Article 55 of the Constitution defined the flag of the Confederation: “The flag of the navy and merchant marine shall be black, white and red”. The color scheme is attributed to Prince Adalbert; it united Prussia’s colors with those of the Hanseatic cities and their claims to maritime trade. On October 1, 1867, three months after the proclamation of the North German Confederation, the cloth with the Prussian eagle was hauled down on all Prussian ships and the black-white-red flag was hoisted. In 1871, the flag was then adopted for the entire Reich.
In accordance with Article 48 of the Constitution, a unified North German postal district was created in 1868, which was replaced by the Reichspost in 1871. There were 26 stamps in three currencies.
To commemorate the founding day of the North German Confederation on July 1, 1867, Deutsche Post AG issued a postal stamp with a face value of 320 euro cents. The issue date was July 13, 2017, and the design was by graphic artists Stefan Klein and Olaf Neumann.
- Norddeutscher Bund
- North German Confederation
- Die am 17. April 1867 angenommene Verfassung war weitgehend identisch mit der Bismarckschen Reichsverfassung.
- Vgl. Hans-Christof Kraus, Bismarck. Größe – Grenzen – Leistungen, 1. Aufl., Klett-Cotta, Stuttgart 2015; Klaus Hildebrand, No Intervention. Die Pax Britannica und Preußen 1865/66–1869/70. Eine Untersuchung zur englischen Weltpolitik im 19. Jahrhundert, Oldenbourg, München 1997, S. 389.
- ^ de facto, except Austrian Empire, Duchy of Limburg (1839–1867), Grand Duchy of Luxembourg and Principality of Liechtenstein

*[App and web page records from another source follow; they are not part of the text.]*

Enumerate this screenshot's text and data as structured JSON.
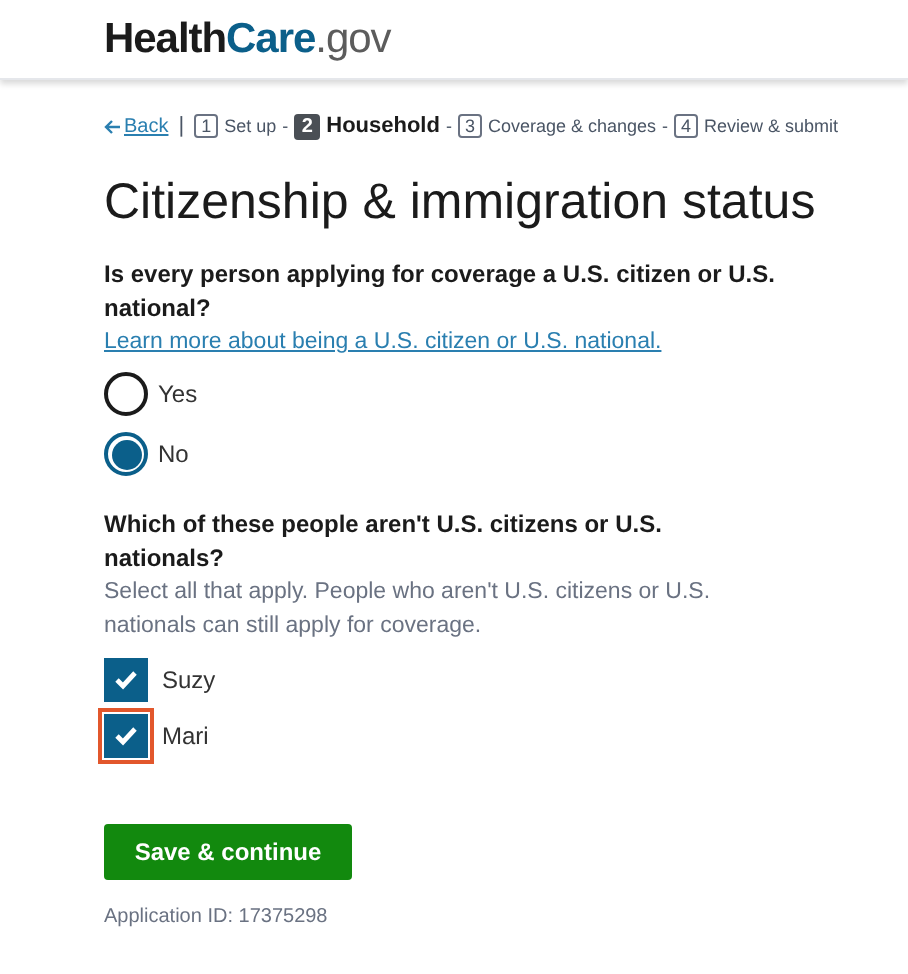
{
  "header": {
    "logo": [
      {
        "text": "Health",
        "color": "#1b1b1b"
      },
      {
        "text": "Care",
        "color": "#0b5f8a"
      },
      {
        "text": ".gov",
        "color": "#5c5c5c"
      }
    ]
  },
  "nav": {
    "back": "Back",
    "divider": "|",
    "steps": [
      {
        "number": "1",
        "label": "Set up",
        "selected": false,
        "separator": "-"
      },
      {
        "number": "2",
        "label": "Household",
        "selected": true,
        "separator": "-"
      },
      {
        "number": "3",
        "label": "Coverage & changes",
        "selected": false,
        "separator": "-"
      },
      {
        "number": "4",
        "label": "Review & submit",
        "selected": false
      }
    ]
  },
  "title": "Citizenship & immigration status",
  "question_1": {
    "label": "Is every person applying for coverage a U.S. citizen or U.S. national?",
    "link": "Learn more about being a U.S. citizen or U.S. national.",
    "options": [
      {
        "label": "Yes",
        "selected": false
      },
      {
        "label": "No",
        "selected": true
      }
    ]
  },
  "question_2": {
    "label": "Which of these people aren't U.S. citizens or U.S. nationals?",
    "hint": "Select all that apply. People who aren't U.S. citizens or U.S. nationals can still apply for coverage.",
    "options": [
      {
        "label": "Suzy",
        "checked": true,
        "focused": false
      },
      {
        "label": "Mari",
        "checked": true,
        "focused": true
      }
    ]
  },
  "button": "Save & continue",
  "application_id": "Application ID: 17375298"
}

- a b Encarta-encyclopedie Winkler Prins (1993–2002) s.v. “Praag, Vrede van”. Microsoft Corporation/Het Spectrum.